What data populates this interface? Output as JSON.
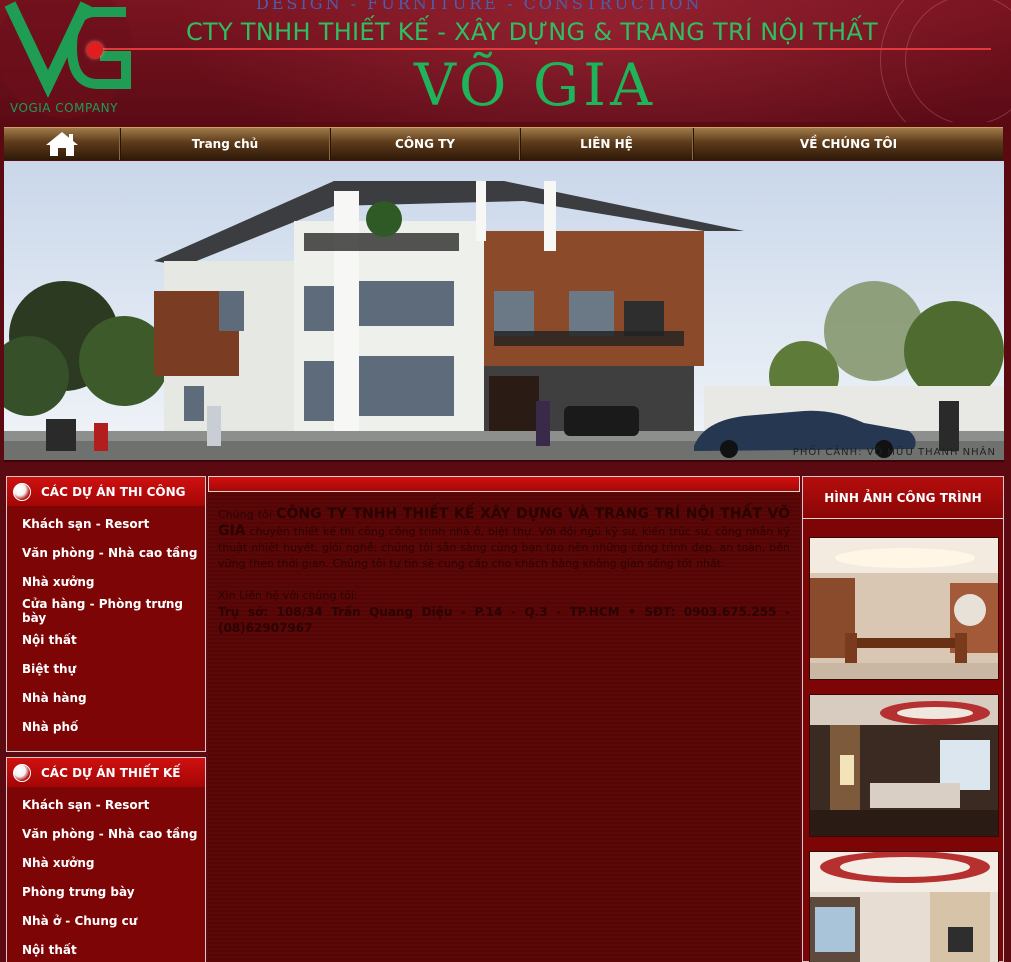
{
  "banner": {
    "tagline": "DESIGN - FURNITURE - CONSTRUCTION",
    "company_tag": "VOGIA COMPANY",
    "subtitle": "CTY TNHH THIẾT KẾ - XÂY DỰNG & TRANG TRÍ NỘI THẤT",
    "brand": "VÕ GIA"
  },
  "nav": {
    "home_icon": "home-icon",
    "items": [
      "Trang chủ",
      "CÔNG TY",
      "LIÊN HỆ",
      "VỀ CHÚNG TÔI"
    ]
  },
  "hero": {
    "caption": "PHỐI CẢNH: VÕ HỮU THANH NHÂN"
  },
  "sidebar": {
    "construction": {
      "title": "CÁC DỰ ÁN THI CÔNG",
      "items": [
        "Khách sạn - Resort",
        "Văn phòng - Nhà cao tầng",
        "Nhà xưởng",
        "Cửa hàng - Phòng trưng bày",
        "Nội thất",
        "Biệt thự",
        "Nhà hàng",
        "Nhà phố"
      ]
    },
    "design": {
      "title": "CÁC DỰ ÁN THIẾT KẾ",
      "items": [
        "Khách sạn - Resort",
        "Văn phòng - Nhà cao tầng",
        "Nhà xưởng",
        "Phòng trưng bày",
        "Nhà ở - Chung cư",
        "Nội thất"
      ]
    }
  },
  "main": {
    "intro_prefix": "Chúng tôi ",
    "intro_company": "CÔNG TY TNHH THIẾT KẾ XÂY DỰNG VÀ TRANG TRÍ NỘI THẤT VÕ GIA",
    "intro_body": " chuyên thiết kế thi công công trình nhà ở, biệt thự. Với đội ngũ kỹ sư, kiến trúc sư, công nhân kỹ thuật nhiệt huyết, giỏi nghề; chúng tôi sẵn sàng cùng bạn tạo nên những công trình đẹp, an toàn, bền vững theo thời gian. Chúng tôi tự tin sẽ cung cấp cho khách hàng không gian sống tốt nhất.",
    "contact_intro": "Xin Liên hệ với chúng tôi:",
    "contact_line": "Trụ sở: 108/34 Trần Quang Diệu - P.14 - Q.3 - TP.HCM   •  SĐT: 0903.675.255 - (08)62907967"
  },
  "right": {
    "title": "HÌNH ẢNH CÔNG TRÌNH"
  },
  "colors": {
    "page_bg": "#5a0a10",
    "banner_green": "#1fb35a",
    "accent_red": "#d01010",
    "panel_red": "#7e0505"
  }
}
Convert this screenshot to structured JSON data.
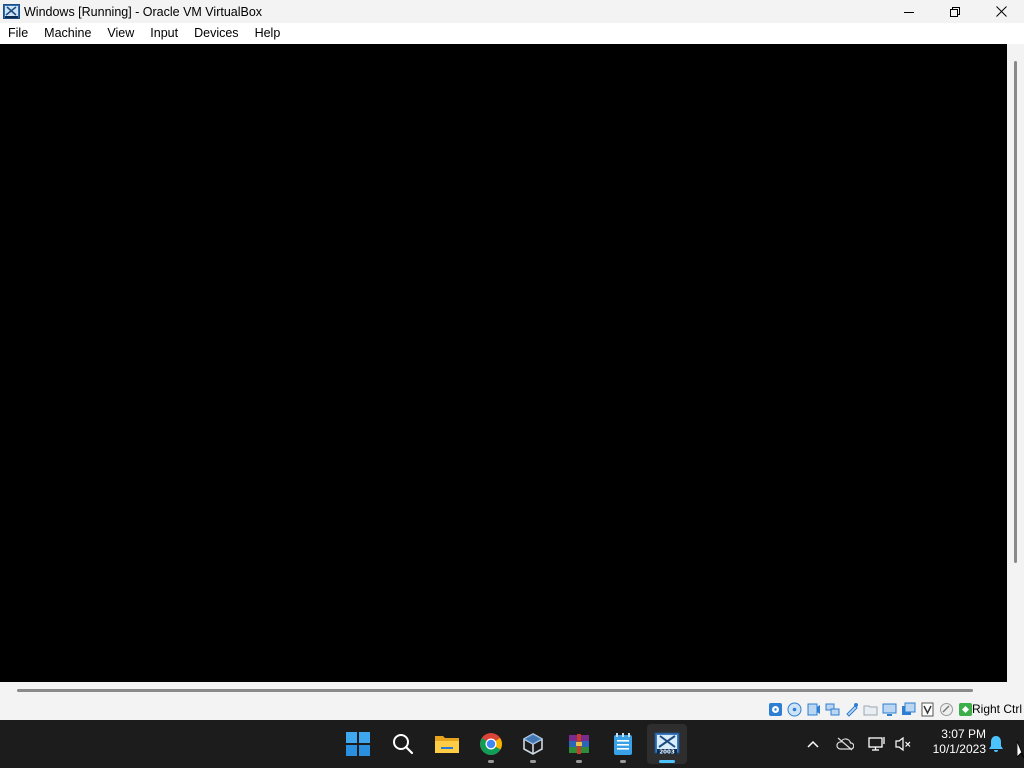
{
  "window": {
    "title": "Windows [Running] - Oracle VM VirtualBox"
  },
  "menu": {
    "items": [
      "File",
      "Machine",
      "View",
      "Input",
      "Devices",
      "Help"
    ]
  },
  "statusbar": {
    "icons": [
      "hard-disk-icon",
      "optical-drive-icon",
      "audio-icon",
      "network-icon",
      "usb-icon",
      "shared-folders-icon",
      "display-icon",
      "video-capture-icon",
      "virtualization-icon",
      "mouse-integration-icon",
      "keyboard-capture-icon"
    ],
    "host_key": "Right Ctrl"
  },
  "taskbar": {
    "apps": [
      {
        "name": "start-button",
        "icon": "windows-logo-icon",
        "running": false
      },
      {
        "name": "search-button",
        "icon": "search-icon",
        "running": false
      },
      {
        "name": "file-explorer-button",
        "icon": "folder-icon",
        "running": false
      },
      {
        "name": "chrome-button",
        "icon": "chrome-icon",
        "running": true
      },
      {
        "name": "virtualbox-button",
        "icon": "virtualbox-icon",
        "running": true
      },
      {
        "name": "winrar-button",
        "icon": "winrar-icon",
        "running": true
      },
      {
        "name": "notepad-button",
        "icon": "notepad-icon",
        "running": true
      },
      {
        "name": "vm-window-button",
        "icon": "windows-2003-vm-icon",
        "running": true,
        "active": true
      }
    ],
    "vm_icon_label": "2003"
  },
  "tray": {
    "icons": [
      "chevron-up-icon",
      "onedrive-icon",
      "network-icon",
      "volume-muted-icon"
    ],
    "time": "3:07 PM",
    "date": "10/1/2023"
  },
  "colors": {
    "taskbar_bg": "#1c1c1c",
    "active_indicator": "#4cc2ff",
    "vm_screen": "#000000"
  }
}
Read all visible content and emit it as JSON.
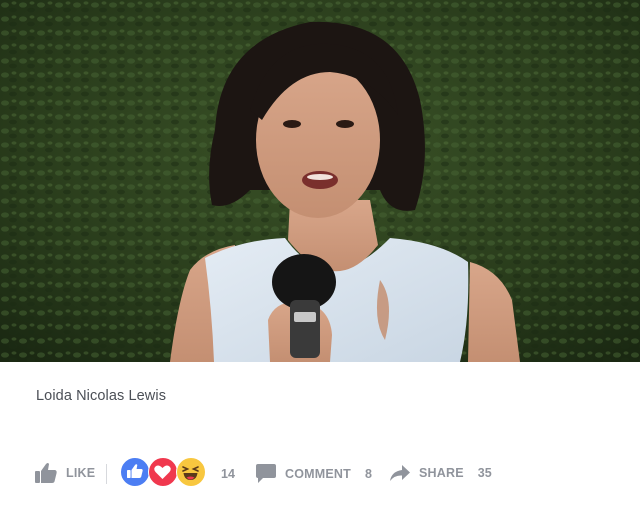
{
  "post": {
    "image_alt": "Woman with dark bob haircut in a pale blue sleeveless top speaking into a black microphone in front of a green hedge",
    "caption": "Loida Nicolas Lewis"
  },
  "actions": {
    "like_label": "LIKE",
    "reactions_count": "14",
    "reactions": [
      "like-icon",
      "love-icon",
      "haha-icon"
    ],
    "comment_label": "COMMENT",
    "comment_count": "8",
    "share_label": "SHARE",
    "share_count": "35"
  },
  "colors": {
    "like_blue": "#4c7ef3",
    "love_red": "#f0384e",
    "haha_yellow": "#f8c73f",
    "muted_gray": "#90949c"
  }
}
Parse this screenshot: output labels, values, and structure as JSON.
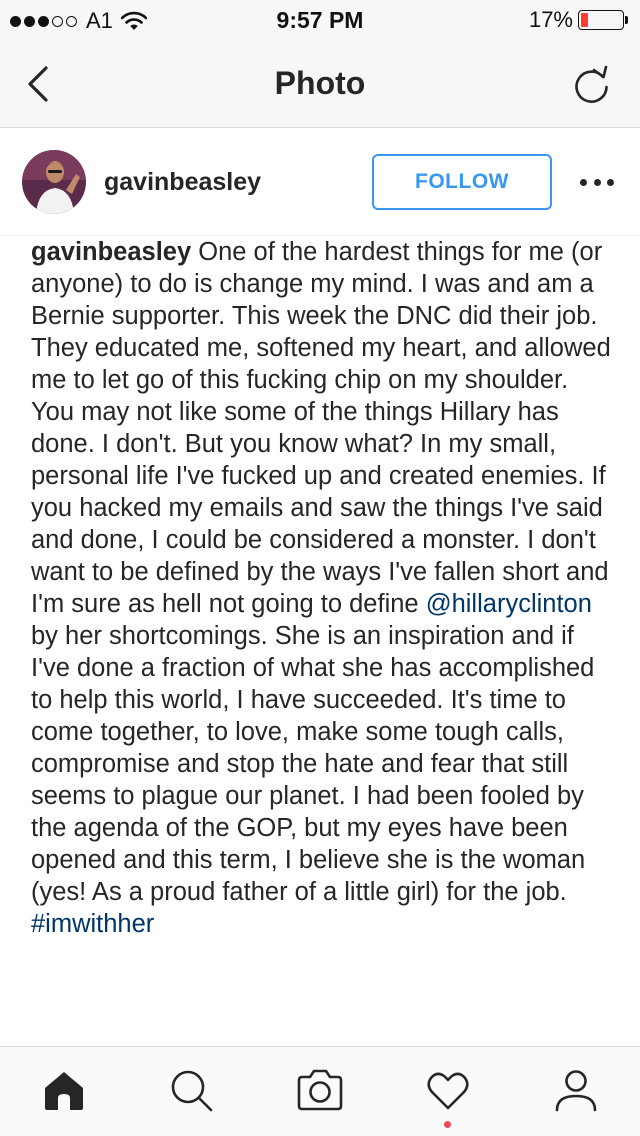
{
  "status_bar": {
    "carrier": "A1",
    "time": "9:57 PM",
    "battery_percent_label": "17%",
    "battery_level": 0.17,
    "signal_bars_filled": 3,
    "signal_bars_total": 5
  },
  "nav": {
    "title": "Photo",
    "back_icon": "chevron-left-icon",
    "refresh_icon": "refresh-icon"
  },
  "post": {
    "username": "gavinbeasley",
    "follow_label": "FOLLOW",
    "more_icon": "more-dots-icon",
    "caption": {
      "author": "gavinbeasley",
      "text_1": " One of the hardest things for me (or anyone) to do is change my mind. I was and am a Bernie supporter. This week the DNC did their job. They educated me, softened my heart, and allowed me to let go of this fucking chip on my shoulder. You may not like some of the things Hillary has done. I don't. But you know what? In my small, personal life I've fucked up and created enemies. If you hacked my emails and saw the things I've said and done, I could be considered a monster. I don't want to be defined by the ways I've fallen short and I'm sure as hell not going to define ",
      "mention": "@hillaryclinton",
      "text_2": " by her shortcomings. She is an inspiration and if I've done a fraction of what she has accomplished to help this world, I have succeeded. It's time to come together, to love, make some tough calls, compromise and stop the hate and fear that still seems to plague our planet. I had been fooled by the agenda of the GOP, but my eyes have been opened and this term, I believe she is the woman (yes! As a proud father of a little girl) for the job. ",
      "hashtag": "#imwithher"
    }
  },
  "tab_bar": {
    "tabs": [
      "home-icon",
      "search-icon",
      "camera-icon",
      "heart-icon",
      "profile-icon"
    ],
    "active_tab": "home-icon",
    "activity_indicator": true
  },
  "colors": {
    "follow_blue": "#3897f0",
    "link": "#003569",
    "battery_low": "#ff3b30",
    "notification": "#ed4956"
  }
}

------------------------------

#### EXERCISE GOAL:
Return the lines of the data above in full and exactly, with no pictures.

#### WRITTEN ANSWER:
What data populates this interface? Output as JSON.
{
  "banner": {
    "tagline": "DESIGN - FURNITURE - CONSTRUCTION",
    "company_tag": "VOGIA COMPANY",
    "subtitle": "CTY TNHH THIẾT KẾ - XÂY DỰNG & TRANG TRÍ NỘI THẤT",
    "brand": "VÕ GIA"
  },
  "nav": {
    "home_icon": "home-icon",
    "items": [
      "Trang chủ",
      "CÔNG TY",
      "LIÊN HỆ",
      "VỀ CHÚNG TÔI"
    ]
  },
  "hero": {
    "caption": "PHỐI CẢNH: VÕ HỮU THANH NHÂN"
  },
  "sidebar": {
    "construction": {
      "title": "CÁC DỰ ÁN THI CÔNG",
      "items": [
        "Khách sạn - Resort",
        "Văn phòng - Nhà cao tầng",
        "Nhà xưởng",
        "Cửa hàng - Phòng trưng bày",
        "Nội thất",
        "Biệt thự",
        "Nhà hàng",
        "Nhà phố"
      ]
    },
    "design": {
      "title": "CÁC DỰ ÁN THIẾT KẾ",
      "items": [
        "Khách sạn - Resort",
        "Văn phòng - Nhà cao tầng",
        "Nhà xưởng",
        "Phòng trưng bày",
        "Nhà ở - Chung cư",
        "Nội thất"
      ]
    }
  },
  "main": {
    "intro_prefix": "Chúng tôi ",
    "intro_company": "CÔNG TY TNHH THIẾT KẾ XÂY DỰNG VÀ TRANG TRÍ NỘI THẤT VÕ GIA",
    "intro_body": " chuyên thiết kế thi công công trình nhà ở, biệt thự. Với đội ngũ kỹ sư, kiến trúc sư, công nhân kỹ thuật nhiệt huyết, giỏi nghề; chúng tôi sẵn sàng cùng bạn tạo nên những công trình đẹp, an toàn, bền vững theo thời gian. Chúng tôi tự tin sẽ cung cấp cho khách hàng không gian sống tốt nhất.",
    "contact_intro": "Xin Liên hệ với chúng tôi:",
    "contact_line": "Trụ sở: 108/34 Trần Quang Diệu - P.14 - Q.3 - TP.HCM   •  SĐT: 0903.675.255 - (08)62907967"
  },
  "right": {
    "title": "HÌNH ẢNH CÔNG TRÌNH"
  },
  "colors": {
    "page_bg": "#5a0a10",
    "banner_green": "#1fb35a",
    "accent_red": "#d01010",
    "panel_red": "#7e0505"
  }
}
Convert this screenshot to structured JSON data.
{
  "window": {
    "title": "Windows [Running] - Oracle VM VirtualBox"
  },
  "menu": {
    "items": [
      "File",
      "Machine",
      "View",
      "Input",
      "Devices",
      "Help"
    ]
  },
  "statusbar": {
    "icons": [
      "hard-disk-icon",
      "optical-drive-icon",
      "audio-icon",
      "network-icon",
      "usb-icon",
      "shared-folders-icon",
      "display-icon",
      "video-capture-icon",
      "virtualization-icon",
      "mouse-integration-icon",
      "keyboard-capture-icon"
    ],
    "host_key": "Right Ctrl"
  },
  "taskbar": {
    "apps": [
      {
        "name": "start-button",
        "icon": "windows-logo-icon",
        "running": false
      },
      {
        "name": "search-button",
        "icon": "search-icon",
        "running": false
      },
      {
        "name": "file-explorer-button",
        "icon": "folder-icon",
        "running": false
      },
      {
        "name": "chrome-button",
        "icon": "chrome-icon",
        "running": true
      },
      {
        "name": "virtualbox-button",
        "icon": "virtualbox-icon",
        "running": true
      },
      {
        "name": "winrar-button",
        "icon": "winrar-icon",
        "running": true
      },
      {
        "name": "notepad-button",
        "icon": "notepad-icon",
        "running": true
      },
      {
        "name": "vm-window-button",
        "icon": "windows-2003-vm-icon",
        "running": true,
        "active": true
      }
    ],
    "vm_icon_label": "2003"
  },
  "tray": {
    "icons": [
      "chevron-up-icon",
      "onedrive-icon",
      "network-icon",
      "volume-muted-icon"
    ],
    "time": "3:07 PM",
    "date": "10/1/2023"
  },
  "colors": {
    "taskbar_bg": "#1c1c1c",
    "active_indicator": "#4cc2ff",
    "vm_screen": "#000000"
  }
}
Read all visible content and emit it as JSON.
{
  "post": {
    "image_alt": "Woman with dark bob haircut in a pale blue sleeveless top speaking into a black microphone in front of a green hedge",
    "caption": "Loida Nicolas Lewis"
  },
  "actions": {
    "like_label": "LIKE",
    "reactions_count": "14",
    "reactions": [
      "like-icon",
      "love-icon",
      "haha-icon"
    ],
    "comment_label": "COMMENT",
    "comment_count": "8",
    "share_label": "SHARE",
    "share_count": "35"
  },
  "colors": {
    "like_blue": "#4c7ef3",
    "love_red": "#f0384e",
    "haha_yellow": "#f8c73f",
    "muted_gray": "#90949c"
  }
}
Parse this screenshot: output labels, values, and structure as JSON.
{
  "status_bar": {
    "carrier": "A1",
    "time": "9:57 PM",
    "battery_percent_label": "17%",
    "battery_level": 0.17,
    "signal_bars_filled": 3,
    "signal_bars_total": 5
  },
  "nav": {
    "title": "Photo",
    "back_icon": "chevron-left-icon",
    "refresh_icon": "refresh-icon"
  },
  "post": {
    "username": "gavinbeasley",
    "follow_label": "FOLLOW",
    "more_icon": "more-dots-icon",
    "caption": {
      "author": "gavinbeasley",
      "text_1": " One of the hardest things for me (or anyone) to do is change my mind. I was and am a Bernie supporter. This week the DNC did their job. They educated me, softened my heart, and allowed me to let go of this fucking chip on my shoulder. You may not like some of the things Hillary has done. I don't. But you know what? In my small, personal life I've fucked up and created enemies. If you hacked my emails and saw the things I've said and done, I could be considered a monster. I don't want to be defined by the ways I've fallen short and I'm sure as hell not going to define ",
      "mention": "@hillaryclinton",
      "text_2": " by her shortcomings. She is an inspiration and if I've done a fraction of what she has accomplished to help this world, I have succeeded. It's time to come together, to love, make some tough calls, compromise and stop the hate and fear that still seems to plague our planet. I had been fooled by the agenda of the GOP, but my eyes have been opened and this term, I believe she is the woman (yes! As a proud father of a little girl) for the job. ",
      "hashtag": "#imwithher"
    }
  },
  "tab_bar": {
    "tabs": [
      "home-icon",
      "search-icon",
      "camera-icon",
      "heart-icon",
      "profile-icon"
    ],
    "active_tab": "home-icon",
    "activity_indicator": true
  },
  "colors": {
    "follow_blue": "#3897f0",
    "link": "#003569",
    "battery_low": "#ff3b30",
    "notification": "#ed4956"
  }
}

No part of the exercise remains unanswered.